START MATERIAL SUPPLIED
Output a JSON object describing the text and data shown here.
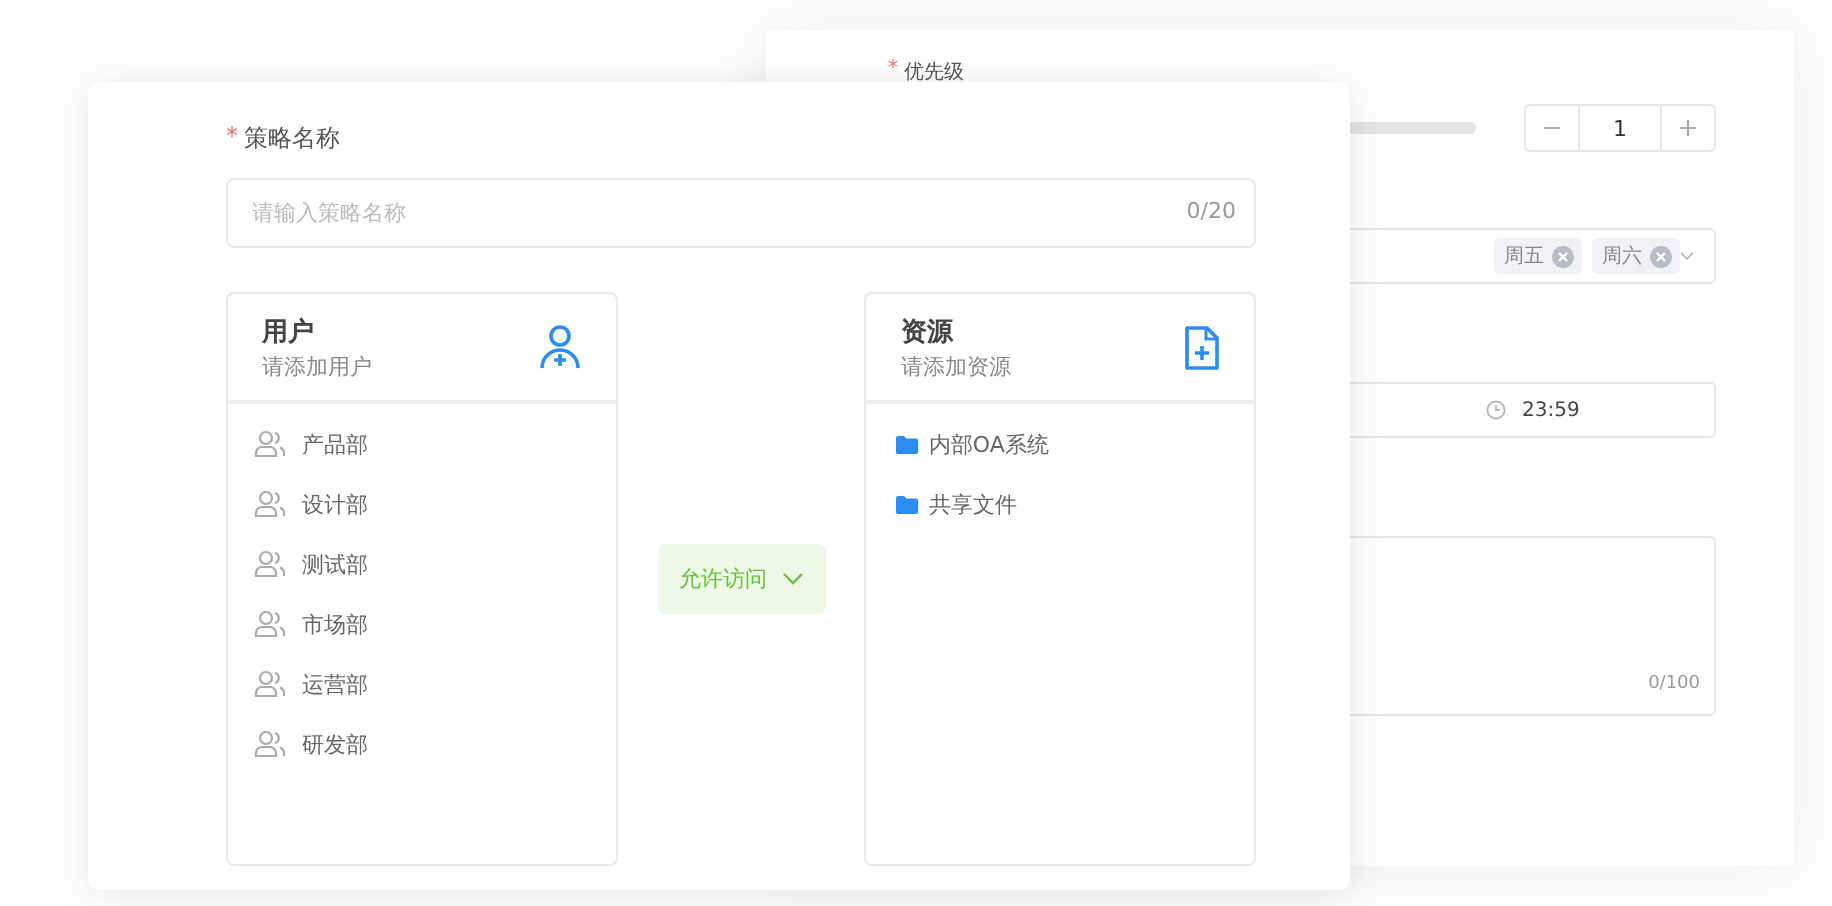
{
  "back_panel": {
    "priority_label": {
      "mark": "*",
      "text": "优先级"
    },
    "stepper": {
      "value": "1"
    },
    "day_tags": [
      {
        "label": "周五"
      },
      {
        "label": "周六"
      }
    ],
    "end_time": "23:59",
    "note_count": "0/100"
  },
  "policy_form": {
    "name_label": {
      "mark": "*",
      "text": "策略名称"
    },
    "name_field": {
      "placeholder": "请输入策略名称",
      "count": "0/20"
    },
    "users": {
      "title": "用户",
      "subtitle": "请添加用户",
      "items": [
        "产品部",
        "设计部",
        "测试部",
        "市场部",
        "运营部",
        "研发部"
      ]
    },
    "action": {
      "label": "允许访问"
    },
    "resources": {
      "title": "资源",
      "subtitle": "请添加资源",
      "items": [
        "内部OA系统",
        "共享文件"
      ]
    }
  }
}
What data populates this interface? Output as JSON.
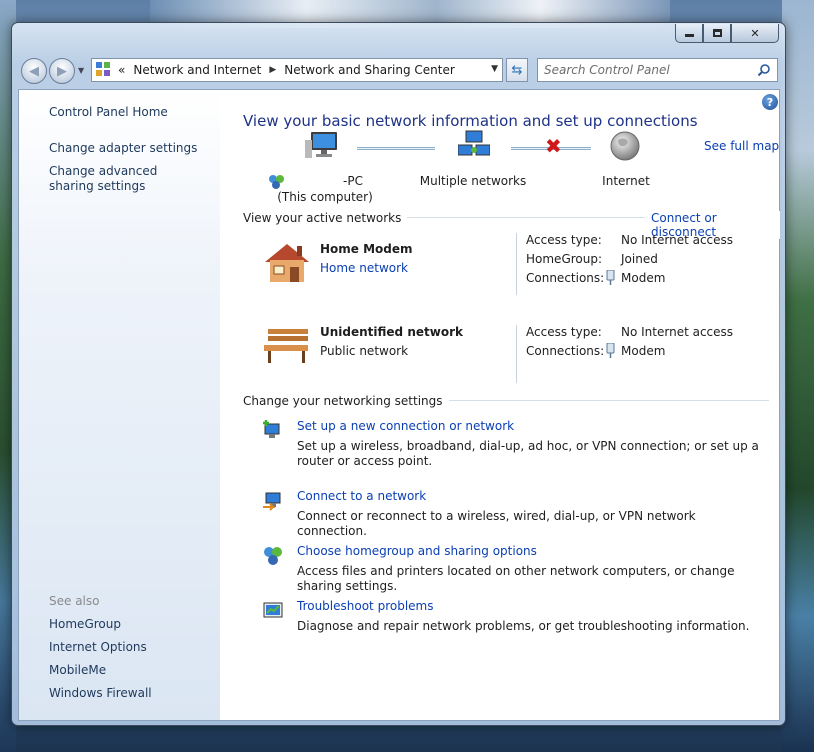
{
  "window": {
    "controls": {
      "minimize": "minimize",
      "maximize": "maximize",
      "close": "✕"
    }
  },
  "address": {
    "crumbs_prefix": "«",
    "crumb1": "Network and Internet",
    "crumb2": "Network and Sharing Center"
  },
  "search": {
    "placeholder": "Search Control Panel"
  },
  "sidebar": {
    "home": "Control Panel Home",
    "items": [
      "Change adapter settings",
      "Change advanced sharing settings"
    ],
    "see_also_heading": "See also",
    "see_also": [
      "HomeGroup",
      "Internet Options",
      "MobileMe",
      "Windows Firewall"
    ]
  },
  "main": {
    "help": "?",
    "title": "View your basic network information and set up connections",
    "see_full_map": "See full map",
    "map": {
      "computer_name": "-PC",
      "computer_sub": "(This computer)",
      "middle": "Multiple networks",
      "right": "Internet"
    },
    "active_heading": "View your active networks",
    "connect_disconnect": "Connect or disconnect",
    "networks": [
      {
        "name": "Home Modem",
        "type": "Home network",
        "access_label": "Access type:",
        "access_value": "No Internet access",
        "homegroup_label": "HomeGroup:",
        "homegroup_value": "Joined",
        "conn_label": "Connections:",
        "conn_value": "Modem"
      },
      {
        "name": "Unidentified network",
        "type": "Public network",
        "access_label": "Access type:",
        "access_value": "No Internet access",
        "conn_label": "Connections:",
        "conn_value": "Modem"
      }
    ],
    "settings_heading": "Change your networking settings",
    "tasks": [
      {
        "title": "Set up a new connection or network",
        "desc": "Set up a wireless, broadband, dial-up, ad hoc, or VPN connection; or set up a router or access point."
      },
      {
        "title": "Connect to a network",
        "desc": "Connect or reconnect to a wireless, wired, dial-up, or VPN network connection."
      },
      {
        "title": "Choose homegroup and sharing options",
        "desc": "Access files and printers located on other network computers, or change sharing settings."
      },
      {
        "title": "Troubleshoot problems",
        "desc": "Diagnose and repair network problems, or get troubleshooting information."
      }
    ]
  },
  "colors": {
    "link": "#0a3fb3",
    "title": "#1e3287",
    "sidebar_link": "#1e395b",
    "error_x": "#d0181b"
  }
}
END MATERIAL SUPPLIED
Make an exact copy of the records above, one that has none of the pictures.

** FINISHED EXERCISE **
Output a JSON object describing the text and data shown here.
{
  "back_panel": {
    "priority_label": {
      "mark": "*",
      "text": "优先级"
    },
    "stepper": {
      "value": "1"
    },
    "day_tags": [
      {
        "label": "周五"
      },
      {
        "label": "周六"
      }
    ],
    "end_time": "23:59",
    "note_count": "0/100"
  },
  "policy_form": {
    "name_label": {
      "mark": "*",
      "text": "策略名称"
    },
    "name_field": {
      "placeholder": "请输入策略名称",
      "count": "0/20"
    },
    "users": {
      "title": "用户",
      "subtitle": "请添加用户",
      "items": [
        "产品部",
        "设计部",
        "测试部",
        "市场部",
        "运营部",
        "研发部"
      ]
    },
    "action": {
      "label": "允许访问"
    },
    "resources": {
      "title": "资源",
      "subtitle": "请添加资源",
      "items": [
        "内部OA系统",
        "共享文件"
      ]
    }
  }
}
What data populates this interface? Output as JSON.
{
  "window": {
    "controls": {
      "minimize": "minimize",
      "maximize": "maximize",
      "close": "✕"
    }
  },
  "address": {
    "crumbs_prefix": "«",
    "crumb1": "Network and Internet",
    "crumb2": "Network and Sharing Center"
  },
  "search": {
    "placeholder": "Search Control Panel"
  },
  "sidebar": {
    "home": "Control Panel Home",
    "items": [
      "Change adapter settings",
      "Change advanced sharing settings"
    ],
    "see_also_heading": "See also",
    "see_also": [
      "HomeGroup",
      "Internet Options",
      "MobileMe",
      "Windows Firewall"
    ]
  },
  "main": {
    "help": "?",
    "title": "View your basic network information and set up connections",
    "see_full_map": "See full map",
    "map": {
      "computer_name": "-PC",
      "computer_sub": "(This computer)",
      "middle": "Multiple networks",
      "right": "Internet"
    },
    "active_heading": "View your active networks",
    "connect_disconnect": "Connect or disconnect",
    "networks": [
      {
        "name": "Home Modem",
        "type": "Home network",
        "access_label": "Access type:",
        "access_value": "No Internet access",
        "homegroup_label": "HomeGroup:",
        "homegroup_value": "Joined",
        "conn_label": "Connections:",
        "conn_value": "Modem"
      },
      {
        "name": "Unidentified network",
        "type": "Public network",
        "access_label": "Access type:",
        "access_value": "No Internet access",
        "conn_label": "Connections:",
        "conn_value": "Modem"
      }
    ],
    "settings_heading": "Change your networking settings",
    "tasks": [
      {
        "title": "Set up a new connection or network",
        "desc": "Set up a wireless, broadband, dial-up, ad hoc, or VPN connection; or set up a router or access point."
      },
      {
        "title": "Connect to a network",
        "desc": "Connect or reconnect to a wireless, wired, dial-up, or VPN network connection."
      },
      {
        "title": "Choose homegroup and sharing options",
        "desc": "Access files and printers located on other network computers, or change sharing settings."
      },
      {
        "title": "Troubleshoot problems",
        "desc": "Diagnose and repair network problems, or get troubleshooting information."
      }
    ]
  },
  "colors": {
    "link": "#0a3fb3",
    "title": "#1e3287",
    "sidebar_link": "#1e395b",
    "error_x": "#d0181b"
  }
}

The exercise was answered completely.